“The people here completely love this team,” said Joe Cook, general manager of local Fox affiliate WVUE-Channel 8, purchased in 2008 by Saints owner Tom Benson. “You can’t compare it to any other situation.
Alright Nowdy we need you back on board with the rest of the Who Dats. Rather than focusing on the beating Brett took you should look at the good it did locally:
Dozens of New Orleans coaches and players shared their stories Monday after the greatest win in Saints history and one of the most celebrated moments the Crescent City has ever seen……

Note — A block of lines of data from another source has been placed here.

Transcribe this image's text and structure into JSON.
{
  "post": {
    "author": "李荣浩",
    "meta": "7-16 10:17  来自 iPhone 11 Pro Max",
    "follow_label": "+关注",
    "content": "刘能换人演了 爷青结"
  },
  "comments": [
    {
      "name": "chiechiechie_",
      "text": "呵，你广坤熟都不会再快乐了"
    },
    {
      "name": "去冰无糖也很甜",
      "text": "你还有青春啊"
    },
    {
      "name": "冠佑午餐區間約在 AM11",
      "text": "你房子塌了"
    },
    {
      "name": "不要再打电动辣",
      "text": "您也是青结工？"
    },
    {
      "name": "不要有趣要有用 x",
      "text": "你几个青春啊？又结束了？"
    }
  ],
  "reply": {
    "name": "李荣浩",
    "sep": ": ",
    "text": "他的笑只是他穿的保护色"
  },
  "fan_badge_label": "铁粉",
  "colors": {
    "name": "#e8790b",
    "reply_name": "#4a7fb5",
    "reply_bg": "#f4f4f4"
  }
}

Punter Thomas Morstead said he had a group of 25 friends and family members in town. They rented a room at Oceana Grill and spent time watching the action from a balcony.
“It was amazing. I’ll never forget it,” said Morstead, who saw a second line break out with a huge crowd of people following a band. “They just didn’t want the songs to end.”
Other groups gathered at restaurants like Rock-n-Sake and Morton’s, and Coach Sean Payton had a back room filled with friends, family, team executives and VIP guests at Ruth’s Chris Steakhouse in Harrah’s Hotel.
It took forever to get to those nearby destinations, but nobody was complaining about the traffic.
“As soon as we left the building, driving down the street it was crazy,” receiver Lance Moore said. “People were hanging out of their cars, honking their horns.”
Said Bush: “We sat in like an hour of traffic on the way to (Morton’s). On the way there, seeing people emotional, dancing in the streets and excited. Seeing people cry. I’m not sure if you would get that in too many other cities.
“It’s fun. I’m just glad I got to be a part of it.”